The spectacular Rock Wave, Elachbutting Rock.
At the entrance to Monty’s Pass.
Inside Monty’s Pass, Elachbutting Rock.
4. Museums / Heritage Experiences
My personal favourites in this category were selected because each provide friendly staff, great quality displays, and opening hours that accommodate tourists wishing to visit at a range of different times of the week.
The gorgeous white washed walls of Mangowine Homestead.
Mangowine Homestead offers a fantastic visitor experience. Perched on a hill, the site itself offers great views of surrounding farmland and reserve. The homestead, tavern and cottage are beautifully presented, with every room set up as it would have been back in the late 1800’s. Entry is only $4 for adults, or $2 for students, pensioners or concession holders. Bob the site Caretaker is friendly, informative and helpful.
Even better, if you have your own caravan or motorhome you can stay the night at the shady on site Mangowine Caravan Park for only $12.50 a night per powered site.
The Wayside Inn at Mangowine Homestead.
The attention to detail at Mangowine is superb.
A simply furnished gentleman’s bedroom at Mangowine.
The dining room table set for dinner at Mangowine Homestead.
Westonia’s Hood-Penn Museum

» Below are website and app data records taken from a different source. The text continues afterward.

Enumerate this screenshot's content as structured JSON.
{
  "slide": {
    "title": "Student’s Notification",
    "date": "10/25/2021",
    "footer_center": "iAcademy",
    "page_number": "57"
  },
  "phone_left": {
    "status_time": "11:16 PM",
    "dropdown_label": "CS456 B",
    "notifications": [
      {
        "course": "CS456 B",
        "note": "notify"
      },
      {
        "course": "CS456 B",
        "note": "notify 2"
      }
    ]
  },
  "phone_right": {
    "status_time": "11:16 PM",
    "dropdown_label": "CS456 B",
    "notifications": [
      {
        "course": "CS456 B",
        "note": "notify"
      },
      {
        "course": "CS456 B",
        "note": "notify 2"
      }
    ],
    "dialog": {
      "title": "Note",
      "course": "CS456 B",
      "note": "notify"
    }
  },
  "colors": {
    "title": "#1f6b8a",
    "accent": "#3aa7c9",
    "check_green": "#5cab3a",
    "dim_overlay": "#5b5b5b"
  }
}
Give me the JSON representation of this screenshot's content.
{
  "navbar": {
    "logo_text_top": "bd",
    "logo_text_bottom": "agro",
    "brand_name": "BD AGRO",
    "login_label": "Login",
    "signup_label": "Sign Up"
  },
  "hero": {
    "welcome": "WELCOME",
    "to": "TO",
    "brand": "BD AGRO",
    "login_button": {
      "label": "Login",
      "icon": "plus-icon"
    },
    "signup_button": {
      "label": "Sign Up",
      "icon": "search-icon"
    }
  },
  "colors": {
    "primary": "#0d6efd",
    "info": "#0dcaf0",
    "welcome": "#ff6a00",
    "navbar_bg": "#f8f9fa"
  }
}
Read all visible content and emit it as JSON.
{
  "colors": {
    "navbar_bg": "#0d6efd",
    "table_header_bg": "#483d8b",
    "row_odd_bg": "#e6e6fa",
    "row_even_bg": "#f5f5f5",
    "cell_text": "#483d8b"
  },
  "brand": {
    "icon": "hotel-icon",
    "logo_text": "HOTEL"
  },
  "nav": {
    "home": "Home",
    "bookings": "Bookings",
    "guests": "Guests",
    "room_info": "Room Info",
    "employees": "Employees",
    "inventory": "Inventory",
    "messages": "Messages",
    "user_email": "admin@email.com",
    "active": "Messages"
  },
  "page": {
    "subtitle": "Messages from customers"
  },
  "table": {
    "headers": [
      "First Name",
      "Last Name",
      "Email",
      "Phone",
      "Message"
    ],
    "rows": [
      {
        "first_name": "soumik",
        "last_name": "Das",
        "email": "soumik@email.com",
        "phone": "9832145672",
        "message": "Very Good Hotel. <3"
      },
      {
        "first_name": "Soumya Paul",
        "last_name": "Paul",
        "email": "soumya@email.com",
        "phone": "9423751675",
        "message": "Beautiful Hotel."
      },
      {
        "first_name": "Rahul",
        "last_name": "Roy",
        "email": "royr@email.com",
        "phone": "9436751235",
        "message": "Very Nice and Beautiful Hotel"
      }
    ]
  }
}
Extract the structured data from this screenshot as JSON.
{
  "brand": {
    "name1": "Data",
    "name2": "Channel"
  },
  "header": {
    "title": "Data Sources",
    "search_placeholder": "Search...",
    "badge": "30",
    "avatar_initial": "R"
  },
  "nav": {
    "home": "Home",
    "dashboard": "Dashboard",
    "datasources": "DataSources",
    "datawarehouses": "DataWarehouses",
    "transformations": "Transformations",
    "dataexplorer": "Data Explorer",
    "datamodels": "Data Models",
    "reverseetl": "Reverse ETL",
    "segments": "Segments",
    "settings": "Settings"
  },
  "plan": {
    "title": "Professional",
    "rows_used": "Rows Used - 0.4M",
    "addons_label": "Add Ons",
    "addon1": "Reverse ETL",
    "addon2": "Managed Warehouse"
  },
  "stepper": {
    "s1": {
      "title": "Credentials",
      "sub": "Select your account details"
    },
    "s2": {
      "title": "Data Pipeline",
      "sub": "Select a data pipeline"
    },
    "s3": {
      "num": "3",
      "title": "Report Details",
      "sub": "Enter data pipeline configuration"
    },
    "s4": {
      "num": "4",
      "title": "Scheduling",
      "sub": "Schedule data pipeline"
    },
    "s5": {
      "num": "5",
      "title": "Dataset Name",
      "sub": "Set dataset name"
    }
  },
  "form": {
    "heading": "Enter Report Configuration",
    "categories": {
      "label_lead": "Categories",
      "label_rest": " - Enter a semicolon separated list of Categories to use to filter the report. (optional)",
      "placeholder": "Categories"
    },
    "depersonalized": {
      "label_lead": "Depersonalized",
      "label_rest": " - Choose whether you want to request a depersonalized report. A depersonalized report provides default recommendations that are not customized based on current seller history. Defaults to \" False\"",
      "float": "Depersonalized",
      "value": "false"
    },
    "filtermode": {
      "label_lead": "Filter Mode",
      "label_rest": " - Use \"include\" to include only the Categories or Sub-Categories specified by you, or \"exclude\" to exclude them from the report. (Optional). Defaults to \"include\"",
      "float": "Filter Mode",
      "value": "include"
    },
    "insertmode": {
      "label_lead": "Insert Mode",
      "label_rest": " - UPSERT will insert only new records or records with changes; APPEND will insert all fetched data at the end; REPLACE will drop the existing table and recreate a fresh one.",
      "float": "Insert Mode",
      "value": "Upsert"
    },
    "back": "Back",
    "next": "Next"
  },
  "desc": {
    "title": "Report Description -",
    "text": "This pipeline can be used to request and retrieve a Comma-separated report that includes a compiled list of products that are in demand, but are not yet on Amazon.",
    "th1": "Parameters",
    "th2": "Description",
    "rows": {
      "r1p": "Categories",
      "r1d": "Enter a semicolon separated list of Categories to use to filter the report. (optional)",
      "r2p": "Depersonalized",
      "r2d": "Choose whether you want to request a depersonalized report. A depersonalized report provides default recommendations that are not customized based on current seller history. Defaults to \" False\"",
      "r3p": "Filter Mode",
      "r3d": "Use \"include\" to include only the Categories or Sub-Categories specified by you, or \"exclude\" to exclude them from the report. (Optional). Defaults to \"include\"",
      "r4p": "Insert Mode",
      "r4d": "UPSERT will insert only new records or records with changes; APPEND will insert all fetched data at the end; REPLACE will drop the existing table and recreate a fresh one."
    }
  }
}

Westonia’s Hood-Penn Museum is an absolute smorgasbord for the eyes. History comes to life in various historical scenes, many with their own lifelike human mannequin, complete with wrinkles and blemishes. Entry is only $3 for adults, and there is even a Scitech gold mine experience within the museum incorporating the movement of replica mine blasts as well as sound effects from the town’s early gold mining days.
Westonia’s Hood-Penn Museum, housed in a replica of the Club Hotel that operated in the town’s early years.
The general store scene at Westonia’s Hood-Penn Museum.
The shearing scene at Westonia’s Hood-Penn Museum, which will soon include a life size Shearer.
A Miner inside the moving Scitech Gold Mine Tunnel, Westonia’s Hood-Penn Museum.
The service station / garage scene at Westonia’s Hood-Penn Museum.
I hope you have a great holiday as you travel the Wheatbelt Way and that you have as much fun as I’ve had in selecting your own personal favourites!
By Annemaree Jensen who writes at www.extramilewriting.com.au.